- **Task goal**
Would you please copy every line below that includes the string "position"?

[Stored items from a collection]

——————————

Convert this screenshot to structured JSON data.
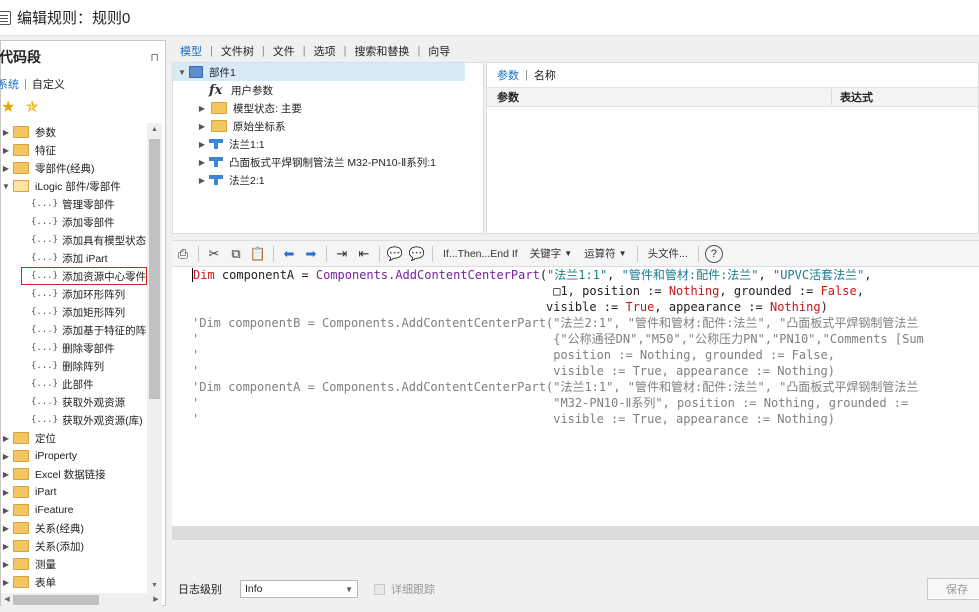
{
  "window": {
    "title": "编辑规则：规则0"
  },
  "left_panel": {
    "title": "代码段",
    "pin": "⊓",
    "tabs": [
      "系统",
      "自定义"
    ],
    "tree": [
      {
        "label": "参数",
        "type": "folder"
      },
      {
        "label": "特征",
        "type": "folder"
      },
      {
        "label": "零部件(经典)",
        "type": "folder"
      },
      {
        "label": "iLogic 部件/零部件",
        "type": "folder-open"
      },
      {
        "label": "管理零部件",
        "type": "item"
      },
      {
        "label": "添加零部件",
        "type": "item"
      },
      {
        "label": "添加具有模型状态的",
        "type": "item"
      },
      {
        "label": "添加 iPart",
        "type": "item"
      },
      {
        "label": "添加资源中心零件",
        "type": "item-selected"
      },
      {
        "label": "添加环形阵列",
        "type": "item"
      },
      {
        "label": "添加矩形阵列",
        "type": "item"
      },
      {
        "label": "添加基于特征的阵列",
        "type": "item"
      },
      {
        "label": "删除零部件",
        "type": "item"
      },
      {
        "label": "删除阵列",
        "type": "item"
      },
      {
        "label": "此部件",
        "type": "item"
      },
      {
        "label": "获取外观资源",
        "type": "item"
      },
      {
        "label": "获取外观资源(库)",
        "type": "item"
      },
      {
        "label": "定位",
        "type": "folder"
      },
      {
        "label": "iProperty",
        "type": "folder"
      },
      {
        "label": "Excel 数据链接",
        "type": "folder"
      },
      {
        "label": "iPart",
        "type": "folder"
      },
      {
        "label": "iFeature",
        "type": "folder"
      },
      {
        "label": "关系(经典)",
        "type": "folder"
      },
      {
        "label": "关系(添加)",
        "type": "folder"
      },
      {
        "label": "测量",
        "type": "folder"
      },
      {
        "label": "表单",
        "type": "folder"
      }
    ],
    "item_prefix": "{...}"
  },
  "top_tabs": [
    "模型",
    "文件树",
    "文件",
    "选项",
    "搜索和替换",
    "向导"
  ],
  "model_tree": [
    {
      "label": "部件1",
      "icon": "part-icon",
      "arrow": "▼",
      "indent": 0
    },
    {
      "label": "用户参数",
      "icon": "fx-icon",
      "arrow": "",
      "indent": 1
    },
    {
      "label": "模型状态: 主要",
      "icon": "folder-icon",
      "arrow": "▶",
      "indent": 1
    },
    {
      "label": "原始坐标系",
      "icon": "folder-icon",
      "arrow": "▶",
      "indent": 1
    },
    {
      "label": "法兰1:1",
      "icon": "pipe-icon",
      "arrow": "▶",
      "indent": 1
    },
    {
      "label": "凸面板式平焊钢制管法兰 M32-PN10-Ⅱ系列:1",
      "icon": "pipe-icon",
      "arrow": "▶",
      "indent": 1
    },
    {
      "label": "法兰2:1",
      "icon": "pipe-icon",
      "arrow": "▶",
      "indent": 1
    }
  ],
  "params": {
    "tabs": [
      "参数",
      "名称"
    ],
    "col_param": "参数",
    "col_expr": "表达式"
  },
  "toolbar": {
    "if_then": "If...Then...End If",
    "keywords": "关键字",
    "operators": "运算符",
    "header_file": "头文件...",
    "help": "?"
  },
  "code_lines": [
    [
      [
        "kw",
        "Dim"
      ],
      [
        "plain",
        " componentA = "
      ],
      [
        "fn",
        "Components.AddContentCenterPart"
      ],
      [
        "plain",
        "("
      ],
      [
        "str",
        "\"法兰1:1\""
      ],
      [
        "plain",
        ", "
      ],
      [
        "str",
        "\"管件和管材:配件:法兰\""
      ],
      [
        "plain",
        ", "
      ],
      [
        "str",
        "\"UPVC活套法兰\""
      ],
      [
        "plain",
        ","
      ]
    ],
    [
      [
        "plain",
        "                                                  □1, position := "
      ],
      [
        "kw",
        "Nothing"
      ],
      [
        "plain",
        ", grounded := "
      ],
      [
        "kw",
        "False"
      ],
      [
        "plain",
        ","
      ]
    ],
    [
      [
        "plain",
        "                                                 visible := "
      ],
      [
        "kw",
        "True"
      ],
      [
        "plain",
        ", appearance := "
      ],
      [
        "kw",
        "Nothing"
      ],
      [
        "plain",
        ")"
      ]
    ],
    [
      [
        "cm",
        "'Dim componentB = Components.AddContentCenterPart(\"法兰2:1\", \"管件和管材:配件:法兰\", \"凸面板式平焊钢制管法兰"
      ]
    ],
    [
      [
        "cm",
        "'                                                 {\"公称通径DN\",\"M50\",\"公称压力PN\",\"PN10\",\"Comments [Sum"
      ]
    ],
    [
      [
        "cm",
        "'                                                 position := Nothing, grounded := False,"
      ]
    ],
    [
      [
        "cm",
        "'                                                 visible := True, appearance := Nothing)"
      ]
    ],
    [
      [
        "cm",
        "'Dim componentA = Components.AddContentCenterPart(\"法兰1:1\", \"管件和管材:配件:法兰\", \"凸面板式平焊钢制管法兰"
      ]
    ],
    [
      [
        "cm",
        "'                                                 \"M32-PN10-Ⅱ系列\", position := Nothing, grounded :="
      ]
    ],
    [
      [
        "cm",
        "'                                                 visible := True, appearance := Nothing)"
      ]
    ]
  ],
  "bottom": {
    "log_label": "日志级别",
    "log_value": "Info",
    "trace_label": "详细跟踪",
    "save_label": "保存"
  }
}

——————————

- **Written solution**
        "                                                  □1, position := "
        "'                                                 position := Nothing, grounded := False,"
        "'                                                 \"M32-PN10-Ⅱ系列\", position := Nothing, grounded :="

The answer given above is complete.